▶ [Exercise requirements] The entries are to be written out word for word, with their images left out.

[Stored entries]
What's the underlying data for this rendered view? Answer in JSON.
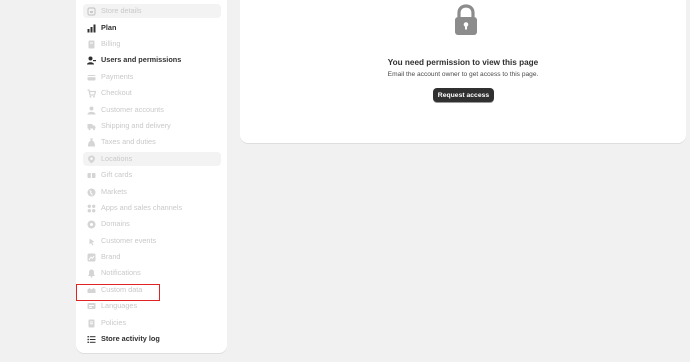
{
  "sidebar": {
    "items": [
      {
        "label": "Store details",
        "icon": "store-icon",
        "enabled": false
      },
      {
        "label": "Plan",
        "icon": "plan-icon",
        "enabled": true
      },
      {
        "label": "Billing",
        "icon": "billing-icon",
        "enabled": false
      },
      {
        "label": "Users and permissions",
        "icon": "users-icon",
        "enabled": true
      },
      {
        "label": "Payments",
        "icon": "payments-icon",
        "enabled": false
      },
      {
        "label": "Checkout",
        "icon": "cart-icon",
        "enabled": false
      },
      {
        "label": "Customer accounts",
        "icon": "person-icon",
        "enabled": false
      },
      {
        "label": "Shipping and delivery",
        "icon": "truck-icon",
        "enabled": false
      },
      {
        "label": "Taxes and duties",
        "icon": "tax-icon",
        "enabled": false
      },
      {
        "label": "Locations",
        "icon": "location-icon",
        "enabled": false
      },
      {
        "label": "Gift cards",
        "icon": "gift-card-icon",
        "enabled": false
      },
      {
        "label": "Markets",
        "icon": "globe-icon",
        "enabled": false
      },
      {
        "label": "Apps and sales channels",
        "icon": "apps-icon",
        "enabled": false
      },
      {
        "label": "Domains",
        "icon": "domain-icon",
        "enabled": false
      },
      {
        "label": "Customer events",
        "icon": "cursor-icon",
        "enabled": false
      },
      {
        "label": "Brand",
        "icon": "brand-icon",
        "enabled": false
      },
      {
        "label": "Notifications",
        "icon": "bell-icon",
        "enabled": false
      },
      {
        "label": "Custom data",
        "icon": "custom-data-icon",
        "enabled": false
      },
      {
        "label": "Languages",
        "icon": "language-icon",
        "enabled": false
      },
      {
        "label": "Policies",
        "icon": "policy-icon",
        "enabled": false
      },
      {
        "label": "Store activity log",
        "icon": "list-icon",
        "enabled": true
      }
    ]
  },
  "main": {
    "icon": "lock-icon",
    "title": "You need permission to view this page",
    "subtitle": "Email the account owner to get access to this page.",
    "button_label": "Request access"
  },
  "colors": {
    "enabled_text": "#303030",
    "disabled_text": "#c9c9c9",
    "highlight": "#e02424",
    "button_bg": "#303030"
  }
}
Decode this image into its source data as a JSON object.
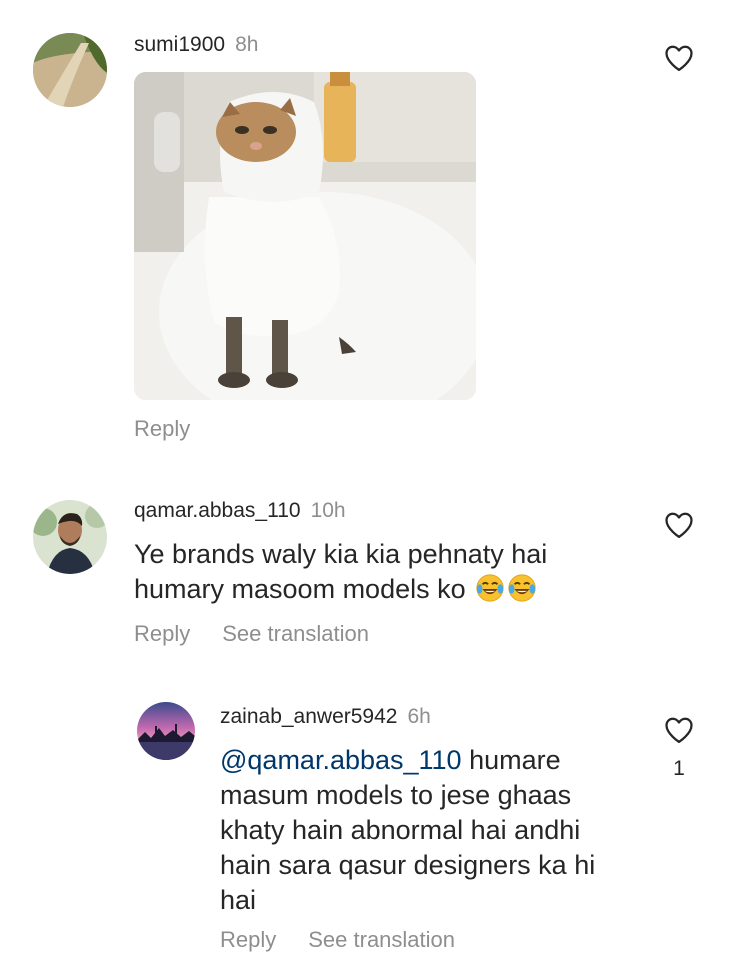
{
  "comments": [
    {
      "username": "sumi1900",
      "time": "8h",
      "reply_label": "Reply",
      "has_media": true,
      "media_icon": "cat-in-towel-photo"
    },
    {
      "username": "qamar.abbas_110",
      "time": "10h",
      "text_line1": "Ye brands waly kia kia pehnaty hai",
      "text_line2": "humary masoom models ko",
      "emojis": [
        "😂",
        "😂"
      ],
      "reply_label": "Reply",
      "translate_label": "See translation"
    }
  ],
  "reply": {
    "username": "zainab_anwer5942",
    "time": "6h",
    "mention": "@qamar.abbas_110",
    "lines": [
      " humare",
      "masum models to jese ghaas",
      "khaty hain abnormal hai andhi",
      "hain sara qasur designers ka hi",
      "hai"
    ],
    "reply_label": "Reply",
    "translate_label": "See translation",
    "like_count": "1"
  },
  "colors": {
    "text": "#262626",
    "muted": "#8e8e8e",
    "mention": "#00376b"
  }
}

▶ [Solution for this problem]
What's the underlying data for this rendered view? Answer in JSON.
{
  "sidebar": {
    "items": [
      {
        "label": "Store details",
        "icon": "store-icon",
        "enabled": false
      },
      {
        "label": "Plan",
        "icon": "plan-icon",
        "enabled": true
      },
      {
        "label": "Billing",
        "icon": "billing-icon",
        "enabled": false
      },
      {
        "label": "Users and permissions",
        "icon": "users-icon",
        "enabled": true
      },
      {
        "label": "Payments",
        "icon": "payments-icon",
        "enabled": false
      },
      {
        "label": "Checkout",
        "icon": "cart-icon",
        "enabled": false
      },
      {
        "label": "Customer accounts",
        "icon": "person-icon",
        "enabled": false
      },
      {
        "label": "Shipping and delivery",
        "icon": "truck-icon",
        "enabled": false
      },
      {
        "label": "Taxes and duties",
        "icon": "tax-icon",
        "enabled": false
      },
      {
        "label": "Locations",
        "icon": "location-icon",
        "enabled": false
      },
      {
        "label": "Gift cards",
        "icon": "gift-card-icon",
        "enabled": false
      },
      {
        "label": "Markets",
        "icon": "globe-icon",
        "enabled": false
      },
      {
        "label": "Apps and sales channels",
        "icon": "apps-icon",
        "enabled": false
      },
      {
        "label": "Domains",
        "icon": "domain-icon",
        "enabled": false
      },
      {
        "label": "Customer events",
        "icon": "cursor-icon",
        "enabled": false
      },
      {
        "label": "Brand",
        "icon": "brand-icon",
        "enabled": false
      },
      {
        "label": "Notifications",
        "icon": "bell-icon",
        "enabled": false
      },
      {
        "label": "Custom data",
        "icon": "custom-data-icon",
        "enabled": false
      },
      {
        "label": "Languages",
        "icon": "language-icon",
        "enabled": false
      },
      {
        "label": "Policies",
        "icon": "policy-icon",
        "enabled": false
      },
      {
        "label": "Store activity log",
        "icon": "list-icon",
        "enabled": true
      }
    ]
  },
  "main": {
    "icon": "lock-icon",
    "title": "You need permission to view this page",
    "subtitle": "Email the account owner to get access to this page.",
    "button_label": "Request access"
  },
  "colors": {
    "enabled_text": "#303030",
    "disabled_text": "#c9c9c9",
    "highlight": "#e02424",
    "button_bg": "#303030"
  }
}
Decode this image into its source data as a JSON object.
{
  "comments": [
    {
      "username": "sumi1900",
      "time": "8h",
      "reply_label": "Reply",
      "has_media": true,
      "media_icon": "cat-in-towel-photo"
    },
    {
      "username": "qamar.abbas_110",
      "time": "10h",
      "text_line1": "Ye brands waly kia kia pehnaty hai",
      "text_line2": "humary masoom models ko",
      "emojis": [
        "😂",
        "😂"
      ],
      "reply_label": "Reply",
      "translate_label": "See translation"
    }
  ],
  "reply": {
    "username": "zainab_anwer5942",
    "time": "6h",
    "mention": "@qamar.abbas_110",
    "lines": [
      " humare",
      "masum models to jese ghaas",
      "khaty hain abnormal hai andhi",
      "hain sara qasur designers ka hi",
      "hai"
    ],
    "reply_label": "Reply",
    "translate_label": "See translation",
    "like_count": "1"
  },
  "colors": {
    "text": "#262626",
    "muted": "#8e8e8e",
    "mention": "#00376b"
  }
}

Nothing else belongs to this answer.